“It’s almost like [Chinese company Bytedance] recognize[s] that technology’s influencing kids’ development, and they make their domestic version a spinach TikTok, while they ship the opium version to the rest of the world,” says Tristan Harris. https://t.co/Jro1FTGjKB pic.twitter.com/kZ4ucLerar
— 60 Minutes (@60Minutes) November 7, 2022
Harris even boasted to Rogan that it was “quite literally as if Xi Jinping saw The Social Dilemma,” seemingly oblivious to the fact that China’s notorious one child policy was influenced by another Western public intellectual’s panicmongering, that being Paul Ehlrich, author of The Population Bomb, who predicted mass starvation by the 1970s. (Underpopulation is the far greater concern in both China and the West, these days.)
In May 2023, Harris appeared on right-wing commentator Glenn Beck’s podcast. Beck opened the show noting that Geoffrey Hinton—the “godfather of AI” who dramatically quit Google recently due to AI concerns—had, unlike Harris, refused to come on his show.
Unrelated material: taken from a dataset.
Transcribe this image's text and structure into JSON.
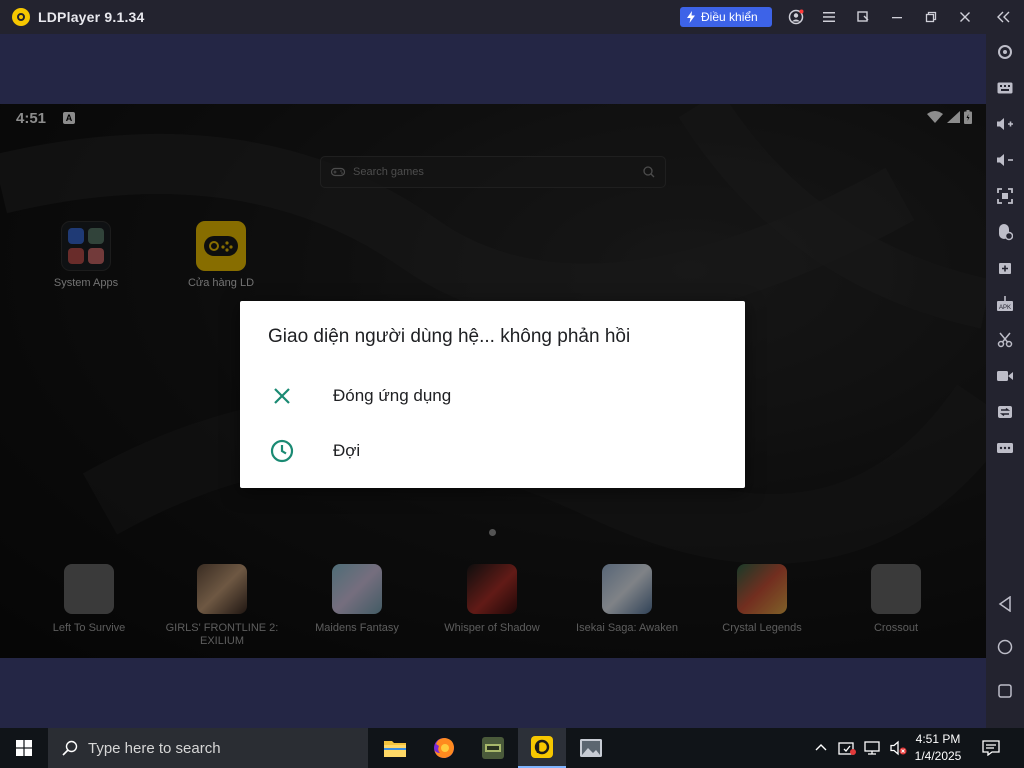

In the interview, Harris likened consumer-facing AIs (such as ChatGPT) to “gain-of-function” research and “the one ring” from The Lord of the Rings, to which Beck would suggest “Throw it in the volcano.” (Harris heartily agreed, repeating the suggestion.)
This faustian bargain would bring “unbelievable benefits” on the road “to our annihilation,” Harris told Beck. One example he offered was a cure for cancer, something he noted could have saved his late mother’s life. But had AI offered a cure, that would also release “some demon into the world,” Harris declared he wouldn’t have made the trade. If there was any doubt this was more than a hypothetical to Harris, when Kara Swisher likened it to “one of those dinner party questions” in another interview, he retorted, “But it's real.” This indicates a dangerous and extreme level of surety that is ignorant of history.
It is this kind of utilitarian anti-modernity mindset that has caused unconscionable harm over the past half-century. From the catastrophic obstruction of nuclear power development and resulting increase in carbon emissions, to the overpopulation panic and subsequent forced sterilizations in China, to the scientific populist crusade against GMOs and the millions of developing world children that have lost their sight and lives as a result—the dangers of over-precaution and scientific populism are undeniable.
But Harris and his compatriots in panic are blinded by ideology, so preoccupied with whether or not we should accelerate technological development, they haven’t stopped to think of the consequences if we don’t.